__Your objective__:
Which lines in the records below contain the word "JSON"? Copy each one out.

[App and web page records]

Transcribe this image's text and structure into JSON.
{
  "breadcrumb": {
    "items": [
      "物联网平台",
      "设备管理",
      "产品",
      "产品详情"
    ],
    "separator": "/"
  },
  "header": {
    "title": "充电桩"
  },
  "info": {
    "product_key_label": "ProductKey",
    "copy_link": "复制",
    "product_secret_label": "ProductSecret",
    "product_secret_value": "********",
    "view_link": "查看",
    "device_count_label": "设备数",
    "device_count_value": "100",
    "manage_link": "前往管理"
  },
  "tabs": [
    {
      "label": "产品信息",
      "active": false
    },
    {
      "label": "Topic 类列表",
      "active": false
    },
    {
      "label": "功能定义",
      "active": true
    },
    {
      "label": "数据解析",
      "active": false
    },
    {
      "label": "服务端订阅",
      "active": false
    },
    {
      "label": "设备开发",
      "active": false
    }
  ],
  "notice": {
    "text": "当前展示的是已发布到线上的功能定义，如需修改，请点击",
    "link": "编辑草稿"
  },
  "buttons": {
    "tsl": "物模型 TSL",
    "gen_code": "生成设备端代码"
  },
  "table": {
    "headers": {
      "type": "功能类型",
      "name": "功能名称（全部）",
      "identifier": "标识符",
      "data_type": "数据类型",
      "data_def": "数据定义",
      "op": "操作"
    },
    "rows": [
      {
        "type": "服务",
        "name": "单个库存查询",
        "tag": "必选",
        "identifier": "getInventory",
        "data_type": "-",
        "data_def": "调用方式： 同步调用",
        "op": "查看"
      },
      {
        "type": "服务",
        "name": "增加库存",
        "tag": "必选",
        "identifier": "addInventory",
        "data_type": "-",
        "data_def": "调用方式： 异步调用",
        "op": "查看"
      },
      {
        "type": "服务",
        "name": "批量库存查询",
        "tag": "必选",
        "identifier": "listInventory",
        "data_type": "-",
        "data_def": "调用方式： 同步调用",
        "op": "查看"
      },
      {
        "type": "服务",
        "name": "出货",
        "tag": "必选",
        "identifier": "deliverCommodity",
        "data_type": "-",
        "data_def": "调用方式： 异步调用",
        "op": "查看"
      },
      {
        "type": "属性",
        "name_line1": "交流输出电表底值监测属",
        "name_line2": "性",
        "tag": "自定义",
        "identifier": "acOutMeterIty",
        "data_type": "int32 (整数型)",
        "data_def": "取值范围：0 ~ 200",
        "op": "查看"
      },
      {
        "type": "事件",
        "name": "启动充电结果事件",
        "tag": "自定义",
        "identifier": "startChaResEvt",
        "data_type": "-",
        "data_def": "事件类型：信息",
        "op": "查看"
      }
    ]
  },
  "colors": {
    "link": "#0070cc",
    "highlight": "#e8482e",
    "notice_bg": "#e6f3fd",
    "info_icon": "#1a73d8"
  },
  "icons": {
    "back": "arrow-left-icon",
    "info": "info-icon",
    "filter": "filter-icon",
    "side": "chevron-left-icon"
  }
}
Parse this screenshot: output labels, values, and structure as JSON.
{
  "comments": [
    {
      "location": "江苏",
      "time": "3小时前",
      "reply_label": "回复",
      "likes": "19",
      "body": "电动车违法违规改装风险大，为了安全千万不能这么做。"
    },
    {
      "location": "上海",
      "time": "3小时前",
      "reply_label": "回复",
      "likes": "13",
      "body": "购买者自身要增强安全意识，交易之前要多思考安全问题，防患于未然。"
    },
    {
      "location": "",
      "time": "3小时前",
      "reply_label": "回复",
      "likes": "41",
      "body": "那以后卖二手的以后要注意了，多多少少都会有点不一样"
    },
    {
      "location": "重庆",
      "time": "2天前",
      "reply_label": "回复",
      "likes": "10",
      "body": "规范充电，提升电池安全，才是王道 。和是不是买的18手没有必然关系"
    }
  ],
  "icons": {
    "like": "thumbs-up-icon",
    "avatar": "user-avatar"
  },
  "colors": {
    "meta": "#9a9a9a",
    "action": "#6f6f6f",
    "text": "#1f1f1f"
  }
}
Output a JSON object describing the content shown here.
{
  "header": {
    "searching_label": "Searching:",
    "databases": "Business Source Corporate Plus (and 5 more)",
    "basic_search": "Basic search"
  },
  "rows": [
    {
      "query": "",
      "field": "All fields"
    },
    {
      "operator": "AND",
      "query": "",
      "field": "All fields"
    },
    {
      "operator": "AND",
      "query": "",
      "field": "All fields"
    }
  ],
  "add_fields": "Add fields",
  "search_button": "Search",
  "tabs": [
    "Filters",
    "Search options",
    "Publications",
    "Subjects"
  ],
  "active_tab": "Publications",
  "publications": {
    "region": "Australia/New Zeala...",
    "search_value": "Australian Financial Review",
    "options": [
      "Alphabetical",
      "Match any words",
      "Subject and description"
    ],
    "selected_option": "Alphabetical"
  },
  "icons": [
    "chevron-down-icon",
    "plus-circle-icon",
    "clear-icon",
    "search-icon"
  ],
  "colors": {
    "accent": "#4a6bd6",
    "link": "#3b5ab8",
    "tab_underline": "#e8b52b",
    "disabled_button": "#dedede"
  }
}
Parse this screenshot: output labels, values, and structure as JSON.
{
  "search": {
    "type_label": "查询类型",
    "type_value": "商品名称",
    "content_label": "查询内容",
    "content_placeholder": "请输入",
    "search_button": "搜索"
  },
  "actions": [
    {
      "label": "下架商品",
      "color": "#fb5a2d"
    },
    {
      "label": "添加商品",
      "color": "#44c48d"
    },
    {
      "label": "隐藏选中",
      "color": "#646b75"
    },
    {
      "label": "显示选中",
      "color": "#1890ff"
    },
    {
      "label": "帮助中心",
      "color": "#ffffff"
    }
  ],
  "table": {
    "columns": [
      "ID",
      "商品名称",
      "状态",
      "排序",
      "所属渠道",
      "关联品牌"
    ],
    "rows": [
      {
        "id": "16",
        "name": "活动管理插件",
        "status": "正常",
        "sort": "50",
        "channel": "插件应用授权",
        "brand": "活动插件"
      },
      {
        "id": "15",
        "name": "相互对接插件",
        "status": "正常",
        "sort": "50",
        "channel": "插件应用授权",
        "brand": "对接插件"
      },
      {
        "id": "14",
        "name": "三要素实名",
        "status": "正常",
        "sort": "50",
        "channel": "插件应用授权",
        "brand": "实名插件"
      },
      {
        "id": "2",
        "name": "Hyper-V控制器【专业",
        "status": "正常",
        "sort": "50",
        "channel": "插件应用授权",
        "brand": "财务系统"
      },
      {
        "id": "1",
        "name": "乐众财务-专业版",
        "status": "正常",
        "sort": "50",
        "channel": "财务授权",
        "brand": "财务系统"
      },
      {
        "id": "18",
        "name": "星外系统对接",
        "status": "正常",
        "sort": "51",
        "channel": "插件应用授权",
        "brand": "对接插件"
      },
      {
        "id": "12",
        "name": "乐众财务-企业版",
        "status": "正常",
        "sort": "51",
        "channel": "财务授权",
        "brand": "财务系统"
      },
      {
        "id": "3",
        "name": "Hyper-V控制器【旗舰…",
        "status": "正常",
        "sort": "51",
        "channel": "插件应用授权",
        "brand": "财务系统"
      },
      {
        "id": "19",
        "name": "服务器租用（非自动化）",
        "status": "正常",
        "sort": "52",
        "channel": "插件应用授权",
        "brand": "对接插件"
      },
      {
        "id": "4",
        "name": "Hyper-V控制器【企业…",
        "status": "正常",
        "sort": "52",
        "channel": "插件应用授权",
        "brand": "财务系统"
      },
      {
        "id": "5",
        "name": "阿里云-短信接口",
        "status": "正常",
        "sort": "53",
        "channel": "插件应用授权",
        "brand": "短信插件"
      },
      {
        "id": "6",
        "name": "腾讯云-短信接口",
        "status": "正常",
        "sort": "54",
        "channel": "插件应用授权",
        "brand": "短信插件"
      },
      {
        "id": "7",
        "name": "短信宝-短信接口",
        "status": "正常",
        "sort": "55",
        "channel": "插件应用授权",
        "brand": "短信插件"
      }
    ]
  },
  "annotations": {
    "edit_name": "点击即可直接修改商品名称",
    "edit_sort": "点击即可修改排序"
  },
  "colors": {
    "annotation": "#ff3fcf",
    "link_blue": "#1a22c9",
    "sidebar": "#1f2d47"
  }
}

__The answer__:
Transcribe this image's text and structure into JSON.
Parse this screenshot: output labels, values, and structure as JSON.
Output a JSON object describing the content shown here.
Parse this screenshot: output labels, values, and structure as JSON.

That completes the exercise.